- Alcohol consumption practice, identity, entanglement
- African Archaeology, primarily centered on Egyptian and Nubian interaction near the Third Cataract of the Nile
M.A. University of California, Santa Barbara.
B.A College of William and Mary
My research is focused on alcohol consumption practice in the ancient Nubian world. The ways in which individuals drink is socially, and culturally, constructed - patterns of behavior are distinctive, identifiable, and mark boundaries of group inclusion or exclusion. Humans have engaged with alcohols in a variety of different ways across time and space, and the different ways in which the ancient Nubians and Egyptians engaged with and consumed alcohols were reflective of deeply meaningful understandings of the myriad roles that consumption played within their broader cosmological worlds.
My current project looks at the role of wine consumption in the Egyptian colonial frontier - centered on the Egyptian fortress towns of Tombos and Aksut - in order to understand how class status and entangled ethnic relationships are reflected in the adoption, manipulation, or rejection of prestige consumption practices.
The Tombos Archaeological Project - http://tombos.org

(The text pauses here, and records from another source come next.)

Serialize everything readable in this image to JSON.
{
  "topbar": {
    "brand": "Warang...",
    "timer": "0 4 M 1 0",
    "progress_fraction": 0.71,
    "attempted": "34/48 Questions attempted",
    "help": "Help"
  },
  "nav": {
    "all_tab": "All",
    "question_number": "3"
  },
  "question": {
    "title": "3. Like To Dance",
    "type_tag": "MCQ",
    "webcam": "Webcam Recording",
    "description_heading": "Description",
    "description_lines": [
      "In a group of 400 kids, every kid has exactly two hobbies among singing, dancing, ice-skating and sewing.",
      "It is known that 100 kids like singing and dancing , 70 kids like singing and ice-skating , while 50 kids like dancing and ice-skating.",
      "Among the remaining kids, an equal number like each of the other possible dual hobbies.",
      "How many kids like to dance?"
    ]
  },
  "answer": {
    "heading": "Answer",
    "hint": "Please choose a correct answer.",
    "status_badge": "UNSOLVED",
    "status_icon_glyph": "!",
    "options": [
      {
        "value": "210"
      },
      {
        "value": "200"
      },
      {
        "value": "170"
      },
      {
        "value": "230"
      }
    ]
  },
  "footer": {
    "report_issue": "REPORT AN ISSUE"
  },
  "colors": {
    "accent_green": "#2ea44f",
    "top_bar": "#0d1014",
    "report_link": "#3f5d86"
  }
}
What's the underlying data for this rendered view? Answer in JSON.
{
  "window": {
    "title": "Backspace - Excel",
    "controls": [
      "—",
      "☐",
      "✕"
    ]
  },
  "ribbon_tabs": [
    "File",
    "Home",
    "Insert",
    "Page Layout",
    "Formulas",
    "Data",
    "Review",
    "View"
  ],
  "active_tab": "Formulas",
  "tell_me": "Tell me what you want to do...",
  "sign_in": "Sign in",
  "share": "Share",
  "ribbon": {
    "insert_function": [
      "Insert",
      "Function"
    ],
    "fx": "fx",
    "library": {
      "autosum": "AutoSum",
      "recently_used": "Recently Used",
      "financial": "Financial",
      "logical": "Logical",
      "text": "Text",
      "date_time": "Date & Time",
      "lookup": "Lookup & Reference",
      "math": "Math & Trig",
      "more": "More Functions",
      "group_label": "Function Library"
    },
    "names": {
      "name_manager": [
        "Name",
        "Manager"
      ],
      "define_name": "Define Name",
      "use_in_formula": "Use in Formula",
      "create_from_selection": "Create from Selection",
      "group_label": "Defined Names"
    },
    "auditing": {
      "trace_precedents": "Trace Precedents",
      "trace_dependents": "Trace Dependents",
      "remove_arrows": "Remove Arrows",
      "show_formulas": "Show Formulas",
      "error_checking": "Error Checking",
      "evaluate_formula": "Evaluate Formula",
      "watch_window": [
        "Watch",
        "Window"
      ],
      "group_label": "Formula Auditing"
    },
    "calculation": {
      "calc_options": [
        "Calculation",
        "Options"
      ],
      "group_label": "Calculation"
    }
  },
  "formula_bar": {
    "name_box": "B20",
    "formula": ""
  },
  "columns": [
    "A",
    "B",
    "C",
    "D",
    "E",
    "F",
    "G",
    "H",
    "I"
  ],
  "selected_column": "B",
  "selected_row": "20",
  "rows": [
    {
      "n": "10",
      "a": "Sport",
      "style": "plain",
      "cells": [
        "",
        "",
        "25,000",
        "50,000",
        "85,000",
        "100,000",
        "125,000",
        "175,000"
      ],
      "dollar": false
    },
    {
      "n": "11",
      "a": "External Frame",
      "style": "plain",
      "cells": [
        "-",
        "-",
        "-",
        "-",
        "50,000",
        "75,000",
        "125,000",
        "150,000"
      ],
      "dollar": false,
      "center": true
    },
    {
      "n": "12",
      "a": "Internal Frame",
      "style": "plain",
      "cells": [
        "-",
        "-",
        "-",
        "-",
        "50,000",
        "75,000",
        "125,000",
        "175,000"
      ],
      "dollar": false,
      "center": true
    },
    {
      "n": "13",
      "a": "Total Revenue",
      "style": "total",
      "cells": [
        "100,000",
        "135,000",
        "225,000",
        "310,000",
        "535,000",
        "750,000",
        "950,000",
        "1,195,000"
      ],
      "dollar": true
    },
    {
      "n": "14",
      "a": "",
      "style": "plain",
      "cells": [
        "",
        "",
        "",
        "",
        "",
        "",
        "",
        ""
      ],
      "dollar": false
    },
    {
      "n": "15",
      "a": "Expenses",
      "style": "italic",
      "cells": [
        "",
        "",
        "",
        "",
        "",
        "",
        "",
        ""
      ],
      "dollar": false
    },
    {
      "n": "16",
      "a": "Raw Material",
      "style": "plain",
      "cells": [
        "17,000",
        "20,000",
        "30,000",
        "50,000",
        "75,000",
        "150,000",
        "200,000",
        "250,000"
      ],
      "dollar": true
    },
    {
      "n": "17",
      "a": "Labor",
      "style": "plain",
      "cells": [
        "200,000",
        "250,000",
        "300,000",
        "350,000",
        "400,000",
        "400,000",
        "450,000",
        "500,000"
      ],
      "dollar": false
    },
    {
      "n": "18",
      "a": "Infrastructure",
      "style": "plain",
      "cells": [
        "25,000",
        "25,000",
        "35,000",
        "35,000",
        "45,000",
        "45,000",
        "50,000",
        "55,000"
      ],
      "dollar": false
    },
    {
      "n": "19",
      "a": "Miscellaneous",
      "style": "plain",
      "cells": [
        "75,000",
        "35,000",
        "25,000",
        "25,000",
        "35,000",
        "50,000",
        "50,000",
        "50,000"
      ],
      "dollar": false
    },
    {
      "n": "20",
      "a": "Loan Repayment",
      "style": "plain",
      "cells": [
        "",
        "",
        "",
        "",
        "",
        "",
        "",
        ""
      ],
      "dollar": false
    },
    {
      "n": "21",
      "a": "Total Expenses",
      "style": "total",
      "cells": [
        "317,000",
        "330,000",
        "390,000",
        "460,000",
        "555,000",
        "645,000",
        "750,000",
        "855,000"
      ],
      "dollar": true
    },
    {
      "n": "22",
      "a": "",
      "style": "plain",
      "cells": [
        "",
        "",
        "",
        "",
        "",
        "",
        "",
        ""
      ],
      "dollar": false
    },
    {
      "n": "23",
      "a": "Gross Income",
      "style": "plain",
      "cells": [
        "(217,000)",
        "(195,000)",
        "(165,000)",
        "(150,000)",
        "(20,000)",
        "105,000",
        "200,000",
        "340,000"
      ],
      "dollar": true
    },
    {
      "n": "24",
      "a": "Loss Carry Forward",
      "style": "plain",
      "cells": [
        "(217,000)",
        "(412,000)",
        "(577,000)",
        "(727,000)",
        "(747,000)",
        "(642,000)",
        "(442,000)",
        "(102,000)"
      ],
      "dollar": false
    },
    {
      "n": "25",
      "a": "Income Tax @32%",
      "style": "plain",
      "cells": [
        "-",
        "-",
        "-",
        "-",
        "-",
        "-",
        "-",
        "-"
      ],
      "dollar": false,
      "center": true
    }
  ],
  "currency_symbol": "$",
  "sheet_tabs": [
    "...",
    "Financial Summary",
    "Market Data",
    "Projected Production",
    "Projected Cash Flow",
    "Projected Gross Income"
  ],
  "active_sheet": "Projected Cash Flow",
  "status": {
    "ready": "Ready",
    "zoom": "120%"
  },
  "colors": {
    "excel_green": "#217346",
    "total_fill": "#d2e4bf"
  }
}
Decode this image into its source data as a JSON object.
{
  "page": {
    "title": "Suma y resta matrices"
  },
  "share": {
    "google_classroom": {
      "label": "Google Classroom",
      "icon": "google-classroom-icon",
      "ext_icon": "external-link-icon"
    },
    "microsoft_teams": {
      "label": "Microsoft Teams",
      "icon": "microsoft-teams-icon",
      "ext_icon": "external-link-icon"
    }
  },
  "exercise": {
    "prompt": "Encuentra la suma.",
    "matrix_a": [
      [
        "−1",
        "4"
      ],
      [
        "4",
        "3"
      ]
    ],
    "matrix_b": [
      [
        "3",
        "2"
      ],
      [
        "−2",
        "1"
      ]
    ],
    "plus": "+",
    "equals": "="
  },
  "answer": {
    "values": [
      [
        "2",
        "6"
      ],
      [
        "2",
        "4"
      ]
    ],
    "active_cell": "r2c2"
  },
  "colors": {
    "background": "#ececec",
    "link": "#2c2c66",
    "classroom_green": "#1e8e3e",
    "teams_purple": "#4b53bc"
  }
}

ANTH 138TS: This course covers selected topics on the archaeology of ancient Egypt, incorporating the latest archaeological discoveries from sites across both Egypt and Sudan. We seek to place the impressive monuments Egypt is widely known for within the context of the development of Egyptian civilization. Throughout the course of this class, we will consider: How did construction of the huge pyramids and majestic temples contribute to the power and authority of the pharaohs? What was the relationship between kings, nobles, and commoners? What was life like for the people living within Egypt throughout the length of Egyptian civilization? How has the Egyptian past been deployed in the present? How do we know what we know about ancient Egypt, and how has it been incorporated into the modern ideological landscape? ANTH 138TS explores how Egyptian society and religion evolved to meet new challenges throughout the course of the 3000 years of pharaonic history. This course places an emphasis on the study of material culture as a source of information for the political, social, and economic dynamics of ancient Egypt while seeking to place Egypt rightfully within its African context.